The white mushroom cup, the star of our Christmas tree, is Australia's most popular festive mushroom full of B group vitamins (including B12), minerals, antioxidants, and gut health nutrients. Mushrooms can also produce vitamin D and eating just one serve (three mushroom cups) of 'tanned' (sunlight exposed) mushrooms as part of your festive meals or snacks, is a sun-smart way to meet your daily Vitamin D requirements.


White mushrooms are the all-rounder mushroom. They can be eaten raw (a good afternoon filler snack or on as an addition to a tasting plate or platter), they add texture to salads and a richer taste in your Turkey stuffing. White mushroom cups are also ideal for blending with mince, to boost the nutritional value of meaty dishes such as burger patties, meatballs, spaghetti Bolognese and tacos.


They are also great in a Christmas Wreath!

 

6 Servings

 

Ingredients 

 200 g mixed mushrooms, chopped
 1 tbsp olive oil
 2   cloves garlic, crushed
 fresh thyme leaves
  Pinch salt & pepper
 2 tbsp white wine
 2 tbsp kalamata olives, pitted
 1 tbsp capers, drained and rinsed
 1 tbsp parsley, chopped
Wreath loaf
 500 ml lukewarm water
 1 tbsp dried instant yeast
 1 tsp fine salt
 5 cups plain flour
 olive oil

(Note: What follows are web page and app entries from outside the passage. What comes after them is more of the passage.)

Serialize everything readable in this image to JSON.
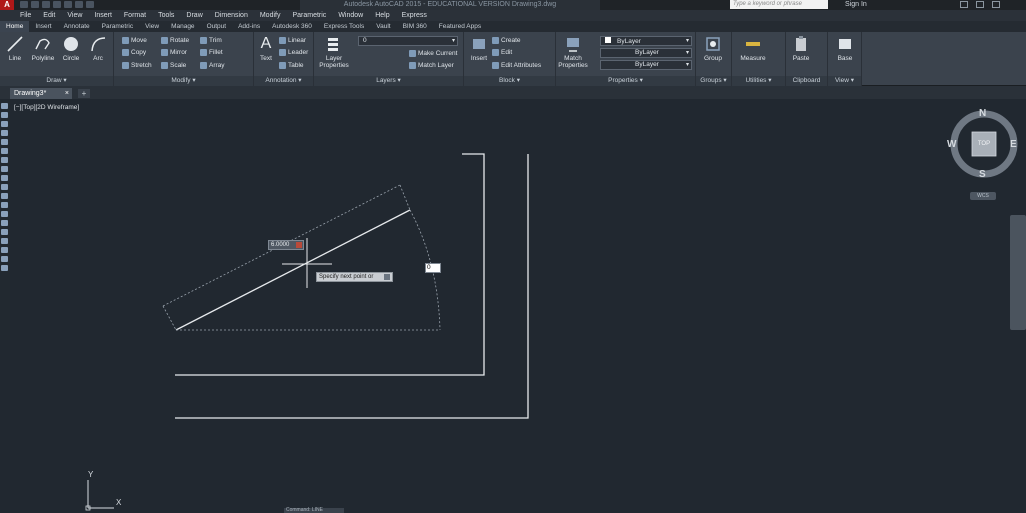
{
  "titlebar": {
    "app_title": "Autodesk AutoCAD 2015 - EDUCATIONAL VERSION   Drawing3.dwg",
    "search_placeholder": "Type a keyword or phrase",
    "sign_in": "Sign In"
  },
  "menu": [
    "File",
    "Edit",
    "View",
    "Insert",
    "Format",
    "Tools",
    "Draw",
    "Dimension",
    "Modify",
    "Parametric",
    "Window",
    "Help",
    "Express"
  ],
  "ribbon_tabs": [
    "Home",
    "Insert",
    "Annotate",
    "Parametric",
    "View",
    "Manage",
    "Output",
    "Add-ins",
    "Autodesk 360",
    "Express Tools",
    "Vault",
    "BIM 360",
    "Featured Apps"
  ],
  "ribbon": {
    "draw": {
      "label": "Draw ▾",
      "line": "Line",
      "polyline": "Polyline",
      "circle": "Circle",
      "arc": "Arc"
    },
    "modify": {
      "label": "Modify ▾",
      "move": "Move",
      "rotate": "Rotate",
      "trim": "Trim",
      "copy": "Copy",
      "mirror": "Mirror",
      "fillet": "Fillet",
      "stretch": "Stretch",
      "scale": "Scale",
      "array": "Array"
    },
    "annotation": {
      "label": "Annotation ▾",
      "text": "Text",
      "linear": "Linear",
      "leader": "Leader",
      "table": "Table"
    },
    "layers": {
      "label": "Layers ▾",
      "layer_properties": "Layer Properties",
      "current_layer": "0",
      "make_current": "Make Current",
      "match_layer": "Match Layer"
    },
    "block": {
      "label": "Block ▾",
      "insert": "Insert",
      "create": "Create",
      "edit": "Edit",
      "edit_attributes": "Edit Attributes"
    },
    "properties": {
      "label": "Properties ▾",
      "match_properties": "Match Properties",
      "color": "ByLayer",
      "linetype": "ByLayer",
      "lineweight": "ByLayer"
    },
    "groups": {
      "label": "Groups ▾",
      "group": "Group"
    },
    "utilities": {
      "label": "Utilities ▾",
      "measure": "Measure"
    },
    "clipboard": {
      "label": "Clipboard",
      "paste": "Paste"
    },
    "view": {
      "label": "View ▾",
      "base": "Base"
    }
  },
  "file_tab": {
    "name": "Drawing3*"
  },
  "viewport": {
    "label": "[−][Top][2D Wireframe]"
  },
  "viewcube": {
    "north": "N",
    "south": "S",
    "east": "E",
    "west": "W",
    "face": "TOP",
    "ucs": "WCS"
  },
  "dynamic_input": {
    "length": "6.0000",
    "prompt": "Specify next point or",
    "angle": "0"
  },
  "ucs_icon": {
    "x": "X",
    "y": "Y"
  },
  "command_line": {
    "text": "Command:   LINE"
  }
}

Method
1. Preheat oven to 180℃ and grease a ring cake tin. Heat oil in a frying pan over medium-high heat. Add garlic, thyme, salt and pepper and cook for 1-2 minutes until garlic has softened and is fragrant.
2. Add mushrooms to the pan and cook for 4-5 minutes until softened. Add wine and continue to cook for a further 3-4 minutes until absorbed.
3. Transfer mushroom mixture to a food processor with olives, capers and parsley. Pulse until blended but slightly lumpy. Set aside or refrigerate until ready to use.
4. Place water and yeast in a large mixing bowl. Stir to combine then allow to stand for 5 minutes in a warm place.
5. Add salt, flour and olive oil to the bowl. Mix to combine then remove from the bowl and knead on a lightly floured surface for 2 minutes. Alternatively, if you have a mix master with a dough hook, you may use this to knead the dough.
6. Transfer the dough to a clean, lightly oiled bowl. Cover with cling wrap or a clean tea towel and allow to prove for 30 minutes. The dough should double in size.
7. Knock the dough back by placing your fist in the centre of the dough to remove some of the air. Lay a piece of baking paper on the bench or chopping board. Transfer the dough to the paper and use your hands or a rolling pin to stretch the dough to a rectangle shape 5mm thick.
8. Spread the dough with the mushroom tapenade. Cut the dough into 4cm strips then fold the dough over itself in a concertina pattern. Place each folded stir in the greased cake tin with the folded edge facing upwards. Continue this with the remaining strips until the cake tin is filled.
9. Bake for 30-40 minutes until golden and cooked through. Allow to cool in the tin for 5-10 minutes then transfer to a wire rack.
10. Serve warm with batter or additional mushroom tapenade.

 

 


 




MORE